So perhaps it would be helpful, in more ways than one, to include on the opt-out form this second question:
Would you be willing to accept a donated organ if it was determined that you needed one but, due to unconsciousness or other problems, you were not in a position to give your consent?
Personally, I'm willing to donate. It's right there, in writing. So I feel free to accept. And to indulge myself with perhaps odiously smug comments on the matter.

3 comments:

Roger Lancefield said...

It's an excellent point Francis, and I agree in principle. To be eligible for organs, one should be prepared to donate. If one one declines to give, then one should not be (automatically) eligible to receive. If that's too hard-hearted for some, then at the very least, those who decline to donate should receive a lower priority should they ever find themselves in a recipient queue. That seems only fair.

I would normally vehemently oppose the measure proposed by the government on the grounds that it would be a severe encroachment upon civil liberties and an attack on personal dignity*. But given that the 'right' to organs is bestowed automatically, it casts the donation issue in a very different light. If we accept the right to receive any available donated organs should they ever be required, then IMO we have incurred a duty to donate our own organs after our deaths, should they be required and suitable.

This whole issue is going to be an emotive can of worms. An obvious issue is going to be that of the duration of the time window during which the state may help itself to your organs. Phew, get your popcorn, this is going to run and run.

(*I'm not impressed with those who claim that death effectively renders one's body biological garbage to be disposed of as the state sees fit (even though the state may be called up to do that for some individual's remains). We do not rent our bodies from the state and our biological death is not analogous to ending a tenancy agreement and handing back the keys. But this does not change my view stated above).

Roger Lancefield said...

And another thing...

I suppose it should be pointed out that the word 'donation' implies some kind of charitable or altruistic act. A move to a 'quid pro quo' type arrangement should surely preclude the use of the word 'donation'?

Francis said...

True, we may be hoping for reciprocity for signing the consent form.

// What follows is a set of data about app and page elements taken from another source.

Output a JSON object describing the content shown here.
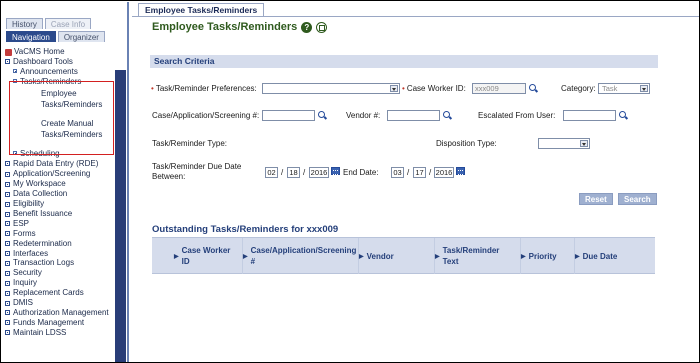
{
  "sidebar": {
    "tabs_top": [
      "History",
      "Case Info"
    ],
    "tabs_bottom": [
      "Navigation",
      "Organizer"
    ],
    "items": [
      {
        "label": "VaCMS Home"
      },
      {
        "label": "Dashboard Tools"
      },
      {
        "label": "Announcements"
      },
      {
        "label": "Tasks/Reminders"
      },
      {
        "label": "Employee Tasks/Reminders"
      },
      {
        "label": "Create Manual Tasks/Reminders"
      },
      {
        "label": "Scheduling"
      },
      {
        "label": "Rapid Data Entry (RDE)"
      },
      {
        "label": "Application/Screening"
      },
      {
        "label": "My Workspace"
      },
      {
        "label": "Data Collection"
      },
      {
        "label": "Eligibility"
      },
      {
        "label": "Benefit Issuance"
      },
      {
        "label": "ESP"
      },
      {
        "label": "Forms"
      },
      {
        "label": "Redetermination"
      },
      {
        "label": "Interfaces"
      },
      {
        "label": "Transaction Logs"
      },
      {
        "label": "Security"
      },
      {
        "label": "Inquiry"
      },
      {
        "label": "Replacement Cards"
      },
      {
        "label": "DMIS"
      },
      {
        "label": "Authorization Management"
      },
      {
        "label": "Funds Management"
      },
      {
        "label": "Maintain LDSS"
      }
    ]
  },
  "main": {
    "tab_label": "Employee Tasks/Reminders",
    "page_title": "Employee Tasks/Reminders",
    "search_section_title": "Search Criteria",
    "fields": {
      "preferences_label": "Task/Reminder Preferences:",
      "case_worker_label": "Case Worker ID:",
      "case_worker_value": "xxx009",
      "category_label": "Category:",
      "category_value": "Task",
      "case_app_label": "Case/Application/Screening #:",
      "vendor_label": "Vendor #:",
      "escalated_label": "Escalated From User:",
      "type_label": "Task/Reminder Type:",
      "disposition_label": "Disposition Type:",
      "due_date_label_1": "Task/Reminder Due Date",
      "due_date_label_2": "Between:",
      "start_month": "02",
      "start_day": "18",
      "start_year": "2016",
      "end_label": "End Date:",
      "end_month": "03",
      "end_day": "17",
      "end_year": "2016",
      "date_separator": "/"
    },
    "buttons": {
      "reset": "Reset",
      "search": "Search"
    },
    "results_title": "Outstanding Tasks/Reminders for xxx009",
    "columns": [
      {
        "label": "Case Worker ID"
      },
      {
        "label": "Case/Application/Screening #"
      },
      {
        "label": "Vendor"
      },
      {
        "label": "Task/Reminder Text"
      },
      {
        "label": "Priority"
      },
      {
        "label": "Due Date"
      }
    ],
    "colors": {
      "title_green": "#2f5a1e",
      "nav_blue": "#2b4a8c",
      "section_bg": "#d5dcec",
      "highlight_red": "#d32020"
    }
  }
}
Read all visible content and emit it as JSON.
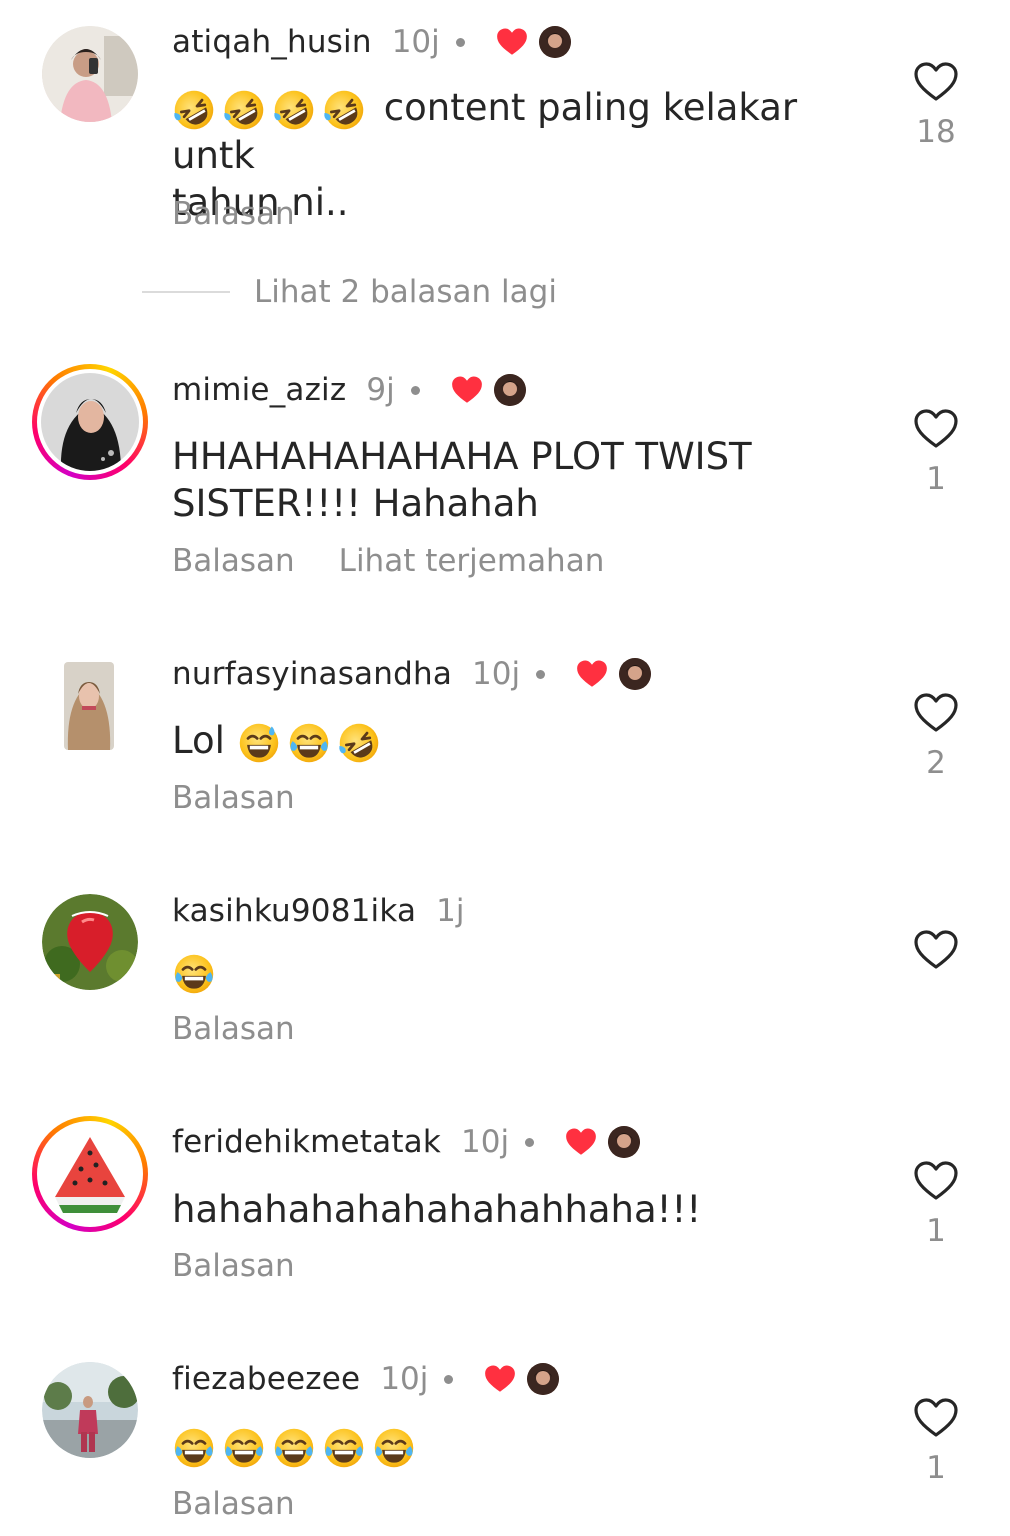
{
  "view_replies_label": "Lihat 2 balasan lagi",
  "colors": {
    "text": "#262626",
    "secondary": "#8e8e8e",
    "heart": "#ff3040"
  },
  "comments": [
    {
      "username": "atiqah_husin",
      "time": "10j",
      "creator_liked": true,
      "text_after_emoji": "content paling kelakar untk\ntahun ni..",
      "emojis": [
        "rolling-on-floor-laughing",
        "rolling-on-floor-laughing",
        "rolling-on-floor-laughing",
        "rolling-on-floor-laughing"
      ],
      "reply_label": "Balasan",
      "likes": "18"
    },
    {
      "username": "mimie_aziz",
      "time": "9j",
      "creator_liked": true,
      "text": "HHAHAHAHAHAHA PLOT TWIST\nSISTER!!!! Hahahah",
      "reply_label": "Balasan",
      "translate_label": "Lihat terjemahan",
      "likes": "1"
    },
    {
      "username": "nurfasyinasandha",
      "time": "10j",
      "creator_liked": true,
      "text": "Lol",
      "emojis": [
        "grinning-sweat",
        "tears-of-joy",
        "rolling-on-floor-laughing"
      ],
      "reply_label": "Balasan",
      "likes": "2"
    },
    {
      "username": "kasihku9081ika",
      "time": "1j",
      "creator_liked": false,
      "emojis": [
        "tears-of-joy"
      ],
      "reply_label": "Balasan",
      "likes": ""
    },
    {
      "username": "feridehikmetatak",
      "time": "10j",
      "creator_liked": true,
      "text": "hahahahahahahahahhaha!!!",
      "reply_label": "Balasan",
      "likes": "1"
    },
    {
      "username": "fiezabeezee",
      "time": "10j",
      "creator_liked": true,
      "emojis": [
        "tears-of-joy",
        "tears-of-joy",
        "tears-of-joy",
        "tears-of-joy",
        "tears-of-joy"
      ],
      "reply_label": "Balasan",
      "likes": "1"
    }
  ]
}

But if or when that consent is used to authorise the removal of our organs it will just a bit little bit too late for us to expect anything in return, so I'd stick with "donate"!